This review may contain affiliate links, which pays us a small compensation if you do decide to make a purchase based on our recommendation.
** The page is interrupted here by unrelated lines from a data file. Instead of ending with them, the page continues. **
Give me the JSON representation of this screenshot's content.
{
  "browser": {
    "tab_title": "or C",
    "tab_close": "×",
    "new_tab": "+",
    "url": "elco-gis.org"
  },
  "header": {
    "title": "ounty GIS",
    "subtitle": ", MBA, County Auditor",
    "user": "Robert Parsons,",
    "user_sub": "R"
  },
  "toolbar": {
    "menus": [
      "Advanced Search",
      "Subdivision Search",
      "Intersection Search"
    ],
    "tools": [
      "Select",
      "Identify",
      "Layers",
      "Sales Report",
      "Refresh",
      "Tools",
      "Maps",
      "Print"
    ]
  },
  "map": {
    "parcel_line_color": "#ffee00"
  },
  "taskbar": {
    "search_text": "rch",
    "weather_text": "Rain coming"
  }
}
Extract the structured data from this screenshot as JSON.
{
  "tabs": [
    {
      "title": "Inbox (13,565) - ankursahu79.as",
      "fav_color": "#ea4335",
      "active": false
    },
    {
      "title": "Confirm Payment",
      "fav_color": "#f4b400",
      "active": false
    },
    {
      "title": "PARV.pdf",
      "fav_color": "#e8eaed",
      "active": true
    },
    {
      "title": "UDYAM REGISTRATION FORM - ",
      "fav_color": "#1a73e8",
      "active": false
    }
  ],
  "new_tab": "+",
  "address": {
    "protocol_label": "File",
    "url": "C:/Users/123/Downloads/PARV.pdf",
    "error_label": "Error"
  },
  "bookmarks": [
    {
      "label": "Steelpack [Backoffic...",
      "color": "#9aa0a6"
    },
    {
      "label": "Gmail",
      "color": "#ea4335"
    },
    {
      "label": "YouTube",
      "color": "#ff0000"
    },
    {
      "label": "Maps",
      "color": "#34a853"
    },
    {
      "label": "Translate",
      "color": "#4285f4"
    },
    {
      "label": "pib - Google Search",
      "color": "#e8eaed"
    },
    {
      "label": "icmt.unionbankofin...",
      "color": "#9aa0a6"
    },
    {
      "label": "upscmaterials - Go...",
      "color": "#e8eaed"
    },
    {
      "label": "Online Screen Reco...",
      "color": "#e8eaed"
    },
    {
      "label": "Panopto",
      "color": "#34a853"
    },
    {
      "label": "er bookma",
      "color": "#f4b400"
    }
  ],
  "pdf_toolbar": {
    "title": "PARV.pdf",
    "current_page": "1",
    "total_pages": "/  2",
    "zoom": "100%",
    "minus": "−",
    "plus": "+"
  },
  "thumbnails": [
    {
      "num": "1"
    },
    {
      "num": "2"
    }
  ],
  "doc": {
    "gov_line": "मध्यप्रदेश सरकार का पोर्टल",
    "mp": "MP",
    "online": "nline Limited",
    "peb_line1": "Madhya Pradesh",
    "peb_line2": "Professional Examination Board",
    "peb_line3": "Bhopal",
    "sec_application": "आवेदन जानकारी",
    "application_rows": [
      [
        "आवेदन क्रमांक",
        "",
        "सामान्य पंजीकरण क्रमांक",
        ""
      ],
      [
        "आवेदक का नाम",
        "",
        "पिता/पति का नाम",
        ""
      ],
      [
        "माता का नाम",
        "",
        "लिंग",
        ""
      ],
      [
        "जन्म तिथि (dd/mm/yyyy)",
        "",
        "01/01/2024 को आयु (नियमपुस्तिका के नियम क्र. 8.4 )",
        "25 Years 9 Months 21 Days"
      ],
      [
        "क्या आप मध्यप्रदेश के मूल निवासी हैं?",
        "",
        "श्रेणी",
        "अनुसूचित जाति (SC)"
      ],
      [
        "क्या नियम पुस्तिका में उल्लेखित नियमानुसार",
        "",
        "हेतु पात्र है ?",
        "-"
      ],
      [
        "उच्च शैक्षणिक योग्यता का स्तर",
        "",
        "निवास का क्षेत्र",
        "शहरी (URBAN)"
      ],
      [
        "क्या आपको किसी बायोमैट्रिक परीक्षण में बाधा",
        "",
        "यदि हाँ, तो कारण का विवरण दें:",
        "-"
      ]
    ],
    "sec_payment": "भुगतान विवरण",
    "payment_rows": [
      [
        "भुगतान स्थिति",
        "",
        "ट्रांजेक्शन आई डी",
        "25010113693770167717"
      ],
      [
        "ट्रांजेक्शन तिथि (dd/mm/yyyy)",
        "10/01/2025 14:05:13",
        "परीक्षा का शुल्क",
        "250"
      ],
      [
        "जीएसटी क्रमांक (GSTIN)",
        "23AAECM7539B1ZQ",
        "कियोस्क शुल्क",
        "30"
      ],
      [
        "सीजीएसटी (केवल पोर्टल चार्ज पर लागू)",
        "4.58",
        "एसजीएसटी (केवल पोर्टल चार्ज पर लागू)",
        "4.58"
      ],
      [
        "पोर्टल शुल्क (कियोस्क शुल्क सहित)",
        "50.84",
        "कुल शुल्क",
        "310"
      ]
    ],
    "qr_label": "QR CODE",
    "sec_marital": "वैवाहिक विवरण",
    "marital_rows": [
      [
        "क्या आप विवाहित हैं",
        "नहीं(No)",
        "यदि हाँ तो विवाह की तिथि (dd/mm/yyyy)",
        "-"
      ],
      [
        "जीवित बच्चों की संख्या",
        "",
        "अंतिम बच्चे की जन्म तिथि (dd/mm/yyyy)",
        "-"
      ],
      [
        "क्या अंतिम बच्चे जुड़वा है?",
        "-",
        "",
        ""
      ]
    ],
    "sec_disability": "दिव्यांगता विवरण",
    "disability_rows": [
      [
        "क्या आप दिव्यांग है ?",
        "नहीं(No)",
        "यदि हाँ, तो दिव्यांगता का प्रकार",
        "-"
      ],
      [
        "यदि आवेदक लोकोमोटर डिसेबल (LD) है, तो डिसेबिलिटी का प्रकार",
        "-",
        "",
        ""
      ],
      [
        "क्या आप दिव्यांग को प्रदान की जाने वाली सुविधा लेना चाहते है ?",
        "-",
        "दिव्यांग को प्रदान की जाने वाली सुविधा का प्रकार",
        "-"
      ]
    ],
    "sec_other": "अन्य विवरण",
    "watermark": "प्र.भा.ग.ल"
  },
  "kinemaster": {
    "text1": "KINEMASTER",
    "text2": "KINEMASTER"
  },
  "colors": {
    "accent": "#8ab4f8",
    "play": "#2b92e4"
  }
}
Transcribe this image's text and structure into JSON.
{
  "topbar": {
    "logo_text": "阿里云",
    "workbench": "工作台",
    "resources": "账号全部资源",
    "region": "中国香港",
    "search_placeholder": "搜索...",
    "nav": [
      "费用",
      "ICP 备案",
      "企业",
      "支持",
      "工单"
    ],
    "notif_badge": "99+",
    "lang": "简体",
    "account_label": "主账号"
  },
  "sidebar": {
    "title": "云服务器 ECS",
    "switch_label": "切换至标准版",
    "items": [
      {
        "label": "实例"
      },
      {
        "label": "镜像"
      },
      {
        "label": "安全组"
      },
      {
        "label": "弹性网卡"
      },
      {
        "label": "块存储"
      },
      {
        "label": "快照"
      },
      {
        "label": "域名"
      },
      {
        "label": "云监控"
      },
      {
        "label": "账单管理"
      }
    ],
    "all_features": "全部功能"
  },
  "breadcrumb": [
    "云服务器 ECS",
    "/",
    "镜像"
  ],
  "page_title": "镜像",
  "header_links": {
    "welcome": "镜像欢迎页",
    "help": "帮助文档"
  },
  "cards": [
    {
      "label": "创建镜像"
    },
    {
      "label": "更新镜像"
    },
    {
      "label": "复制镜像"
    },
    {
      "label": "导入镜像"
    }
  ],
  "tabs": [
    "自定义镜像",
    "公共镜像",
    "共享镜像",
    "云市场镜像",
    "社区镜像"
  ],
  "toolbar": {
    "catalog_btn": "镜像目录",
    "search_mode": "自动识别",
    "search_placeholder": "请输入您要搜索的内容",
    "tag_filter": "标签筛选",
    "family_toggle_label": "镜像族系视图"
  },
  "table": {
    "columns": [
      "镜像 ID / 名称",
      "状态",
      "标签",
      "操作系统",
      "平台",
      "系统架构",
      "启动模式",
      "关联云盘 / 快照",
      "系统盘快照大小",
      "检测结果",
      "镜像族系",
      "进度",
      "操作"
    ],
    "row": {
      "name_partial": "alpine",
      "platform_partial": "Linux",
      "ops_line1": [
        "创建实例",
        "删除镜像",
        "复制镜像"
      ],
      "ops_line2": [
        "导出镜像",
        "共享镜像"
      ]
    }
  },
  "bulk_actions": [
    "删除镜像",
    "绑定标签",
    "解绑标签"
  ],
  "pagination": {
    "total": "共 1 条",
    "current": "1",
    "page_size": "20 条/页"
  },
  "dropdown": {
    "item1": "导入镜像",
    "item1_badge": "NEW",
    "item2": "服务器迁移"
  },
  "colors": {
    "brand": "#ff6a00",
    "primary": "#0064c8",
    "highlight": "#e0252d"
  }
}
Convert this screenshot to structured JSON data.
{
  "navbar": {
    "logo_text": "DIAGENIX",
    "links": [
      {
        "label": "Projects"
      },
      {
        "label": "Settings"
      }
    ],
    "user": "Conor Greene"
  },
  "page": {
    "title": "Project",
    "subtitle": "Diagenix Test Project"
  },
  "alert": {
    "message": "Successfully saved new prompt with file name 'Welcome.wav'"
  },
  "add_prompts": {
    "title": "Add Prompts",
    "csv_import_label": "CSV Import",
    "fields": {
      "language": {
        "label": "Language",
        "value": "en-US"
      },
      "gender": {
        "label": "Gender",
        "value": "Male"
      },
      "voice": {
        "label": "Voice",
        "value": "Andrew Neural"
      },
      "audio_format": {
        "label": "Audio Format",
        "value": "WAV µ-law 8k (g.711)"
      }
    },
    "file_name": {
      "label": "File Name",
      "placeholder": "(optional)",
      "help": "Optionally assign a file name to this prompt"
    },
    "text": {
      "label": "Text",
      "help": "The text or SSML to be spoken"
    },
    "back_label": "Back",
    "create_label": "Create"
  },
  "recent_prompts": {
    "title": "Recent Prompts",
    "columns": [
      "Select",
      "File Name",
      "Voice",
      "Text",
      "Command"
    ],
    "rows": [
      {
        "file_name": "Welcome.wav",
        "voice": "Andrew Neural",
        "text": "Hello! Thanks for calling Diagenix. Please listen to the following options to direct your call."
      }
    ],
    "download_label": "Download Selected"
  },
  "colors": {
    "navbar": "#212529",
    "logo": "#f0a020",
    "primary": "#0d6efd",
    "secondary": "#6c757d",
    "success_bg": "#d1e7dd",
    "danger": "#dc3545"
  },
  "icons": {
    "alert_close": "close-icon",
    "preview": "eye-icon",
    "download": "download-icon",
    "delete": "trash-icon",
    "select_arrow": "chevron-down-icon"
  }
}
Our judgement is in no way biased, and our recommendations are always based on the merits of the items.

For more details, please read our disclosure.